Every culture has its culinary comfort zone, from the Cha Chaan Tengs of Hong Kong to Japan’s Izakaya and the Hanoks of South Korea, and now Billy Ho recreates this nurturing and indulgent atmosphere in the heart of Canggu, Bali.
Although each culture is unique, at Billy Ho there is a similar and consistent philosophy of providing restoration of the soul through food, drinks and company. In many cultures, traditions in cuisine originate in the desire to take some time out from the craziness of life and simply enjoy the moment encapsulated in a meal. By elevating the epicurean experience to a reflective and peaceful experience, the enjoyment of a meal nourishes more than just the body.
In Hong Kong, the Cha Chaan Tengs are ‘retro-quirky’ or ‘old-school original’ places where the citizens go to find simplicity and respite from the manic bustle of the city. Traditionally they serve a curious mixture of ‘nursery noodle’ dishes, sweet milk toasts, and luncheon meats over macaroni. Pork buns and pineapple “bo lo yau” buns are also staple in these establishments served with cups of steaming milk tea.

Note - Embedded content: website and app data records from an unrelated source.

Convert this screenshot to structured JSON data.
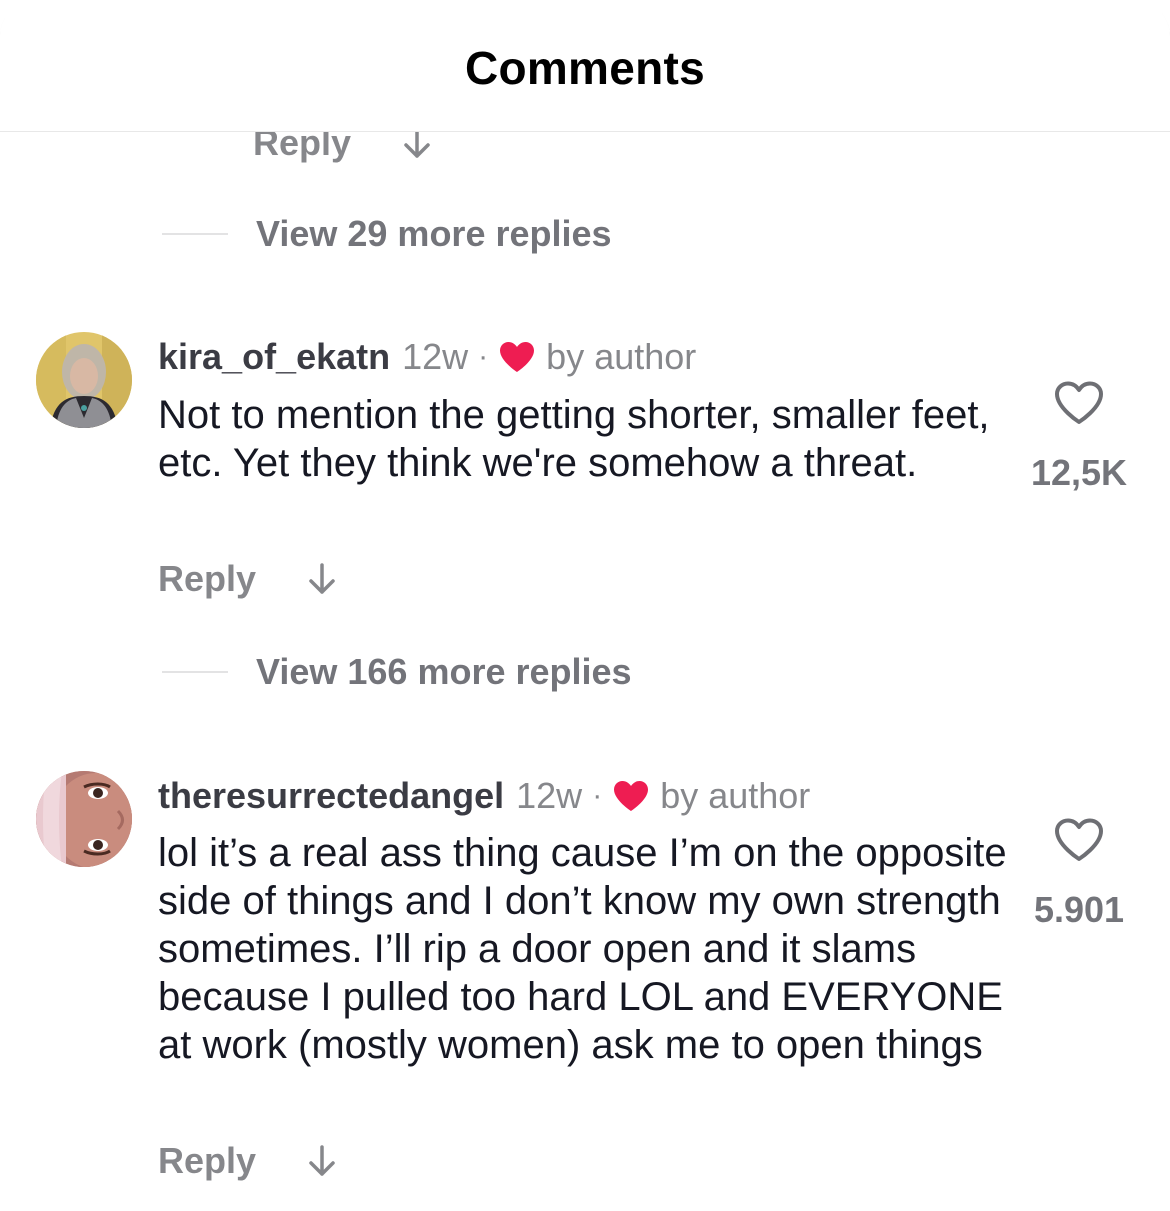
{
  "header": {
    "title": "Comments"
  },
  "top_fragment": {
    "reply_label": "Reply",
    "view_more": "View 29 more replies"
  },
  "comments": [
    {
      "username": "kira_of_ekatn",
      "age": "12w",
      "separator": "·",
      "author_badge": "by author",
      "text": "Not to mention the getting shorter, smaller feet, etc.  Yet they think we're somehow a threat.",
      "like_count": "12,5K",
      "reply_label": "Reply",
      "view_more": "View 166 more replies"
    },
    {
      "username": "theresurrectedangel",
      "age": "12w",
      "separator": "·",
      "author_badge": "by author",
      "text": "lol it’s a real ass thing cause I’m on the opposite side of things and I don’t know my own strength sometimes. I’ll rip a door open and it slams because I pulled too hard LOL and EVERYONE at work (mostly women) ask me to open things",
      "like_count": "5.901",
      "reply_label": "Reply"
    }
  ],
  "icons": {
    "like": "heart-outline-icon",
    "liked_by_author": "heart-filled-icon",
    "expand": "arrow-down-icon"
  },
  "colors": {
    "author_heart": "#ee1d52",
    "muted_text": "#86878b",
    "primary_text": "#161823"
  }
}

In Japan, the Izakaya create a neighborhood hangout where friends congregate without agenda. Originating as far back as the late 19th century these communal neighborhood establishments provided a place for the growing population of working, or salary men to blow off steam before returning home to their families. The Izakaya serve traditional snacks such as sashimi, yakitori, grilled meat and seafood, salads, pickles, fried foods, regional delicacies, hot pot dishes, rice and noodle dishes, shared snack style at a sitting bar where conversation is not mandatory, but drinking is, although the more traditional bars have a time limit for customers, thoughtfully sending them home after two hours.
In South Korea many people like to spend their precious recreational time at teahouses, or Hanoks, where the architecture and atmosphere is central to the experience. Often an oasis of calm, the Hanoks’ shelves of ornaments, soft lighting and traditional music are popular with university students, writers and all who seek the delicacy of an ancient tea tradition. Healing teas like the five berry omijacha are coupled with tiny sweet morsels and patjuk, a bean and rice flour porridge known to clear the mind.

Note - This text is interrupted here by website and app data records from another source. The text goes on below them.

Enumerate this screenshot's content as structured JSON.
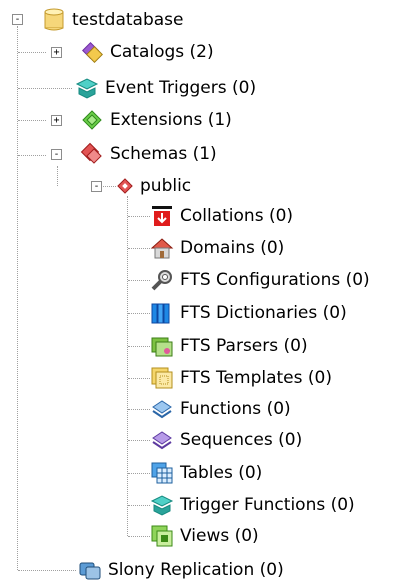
{
  "tree": {
    "root": {
      "label": "testdatabase",
      "icon": "database-icon",
      "expanded": true
    },
    "children": [
      {
        "label": "Catalogs (2)",
        "icon": "catalogs-icon",
        "expander": "+"
      },
      {
        "label": "Event Triggers (0)",
        "icon": "event-triggers-icon",
        "expander": ""
      },
      {
        "label": "Extensions (1)",
        "icon": "extensions-icon",
        "expander": "+"
      },
      {
        "label": "Schemas (1)",
        "icon": "schemas-icon",
        "expander": "-"
      },
      {
        "label": "Slony Replication (0)",
        "icon": "slony-replication-icon",
        "expander": ""
      }
    ],
    "schema": {
      "label": "public",
      "icon": "schema-public-icon",
      "expander": "-"
    },
    "schema_items": [
      {
        "label": "Collations (0)",
        "icon": "collations-icon"
      },
      {
        "label": "Domains (0)",
        "icon": "domains-icon"
      },
      {
        "label": "FTS Configurations (0)",
        "icon": "fts-configurations-icon"
      },
      {
        "label": "FTS Dictionaries (0)",
        "icon": "fts-dictionaries-icon"
      },
      {
        "label": "FTS Parsers (0)",
        "icon": "fts-parsers-icon"
      },
      {
        "label": "FTS Templates (0)",
        "icon": "fts-templates-icon"
      },
      {
        "label": "Functions (0)",
        "icon": "functions-icon"
      },
      {
        "label": "Sequences (0)",
        "icon": "sequences-icon"
      },
      {
        "label": "Tables (0)",
        "icon": "tables-icon"
      },
      {
        "label": "Trigger Functions (0)",
        "icon": "trigger-functions-icon"
      },
      {
        "label": "Views (0)",
        "icon": "views-icon"
      }
    ],
    "root_expander": "-"
  }
}
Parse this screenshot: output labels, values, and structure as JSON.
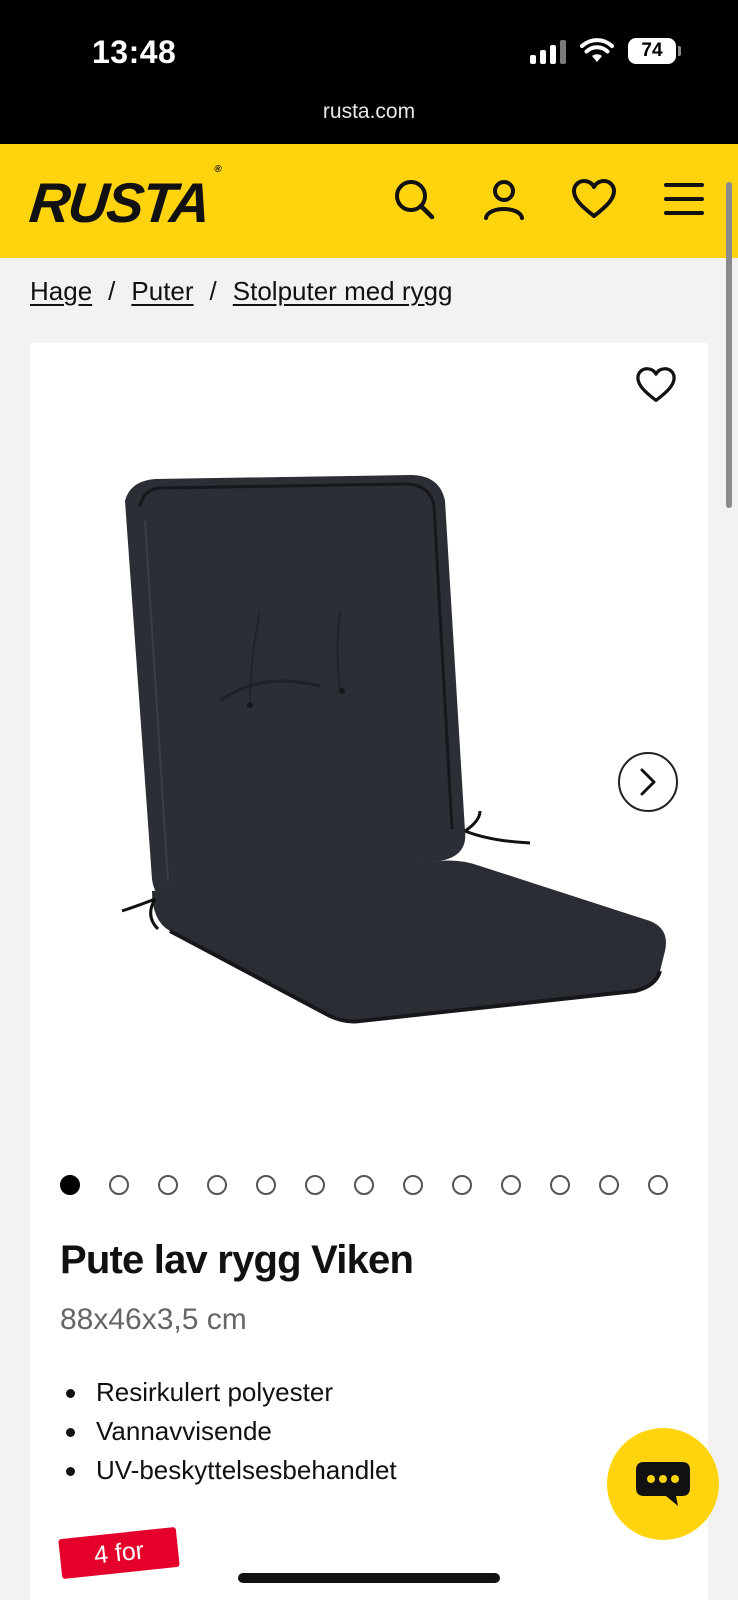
{
  "status_bar": {
    "time": "13:48",
    "battery": "74",
    "icons": [
      "cellular-signal-icon",
      "wifi-icon",
      "battery-icon"
    ]
  },
  "browser": {
    "url": "rusta.com"
  },
  "header": {
    "logo": "RUSTA",
    "logo_mark": "®",
    "background_color": "#ffd40f",
    "icons": [
      "search-icon",
      "account-icon",
      "wishlist-heart-icon",
      "menu-icon"
    ]
  },
  "breadcrumb": {
    "items": [
      "Hage",
      "Puter",
      "Stolputer med rygg"
    ],
    "separator": "/"
  },
  "product": {
    "title": "Pute lav rygg Viken",
    "dimensions": "88x46x3,5 cm",
    "features": [
      "Resirkulert polyester",
      "Vannavvisende",
      "UV-beskyttelsesbehandlet"
    ],
    "promo_badge": "4 for",
    "promo_color": "#e4002b",
    "gallery": {
      "image_count": 13,
      "active_index": 0
    }
  }
}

Billy Ho captures the essence of these gathering places, providing a calm and inviting atmosphere to kick back, forget the world outside and enjoy a meal and a few drinks away from Bali’s crowded streets. The restaurant offers a communal dining table and a 7-meter bar that sits before Canggu’s first ‘beer wall’, showcasing hand-crafted beer and the Billy Ho take on classic cocktails.
Chef Will Meyrick and Tim Bartholomew’s menu at Billy Ho is a unique and sophisticated take on the comfortable cuisine of Hong Kong, Japan and South Korea. Guests might begin with a selection of starters such as tuna sashimi with smoked chilli ginger flower and black tabiko and torched tokusen beef rump with fried garlic charred leek tare shoyu and salted egg yolk sauce before a special salad dish such as Korean style Ssam of smoked pork belly with pickled chilli mustard green, aged daikon, fresh lettuce, shiso leaf, 3 kinds of wild mint and wheat flour pancake or tuna tataki with green chilli koshu, pickled jalapeno, wasabi mayo and som saa dressing. Billy Ho offers a selection of roasted meats served with maderin pancakes or steamed boa”s such as roasted pork belly served with pickles kim chi and condiments and BBQ Peking duck served with choy sum and hoisin dressing whilst the Yakatori and grilled selection includes B.S. duck meat balls, yakitore sauce, shoyu and egg and octopus served with fermented chilli and kimchi cucumber. Main courses include twice cooked short rib beef with tamarind and homemade shrimp paste glaze, wok tossed wild mushroom salad and served with fiery nam prik gupi and grilled red miso grouper served with pickled red cabbage with green chilli cashew nuts and white miso crustacean sauce.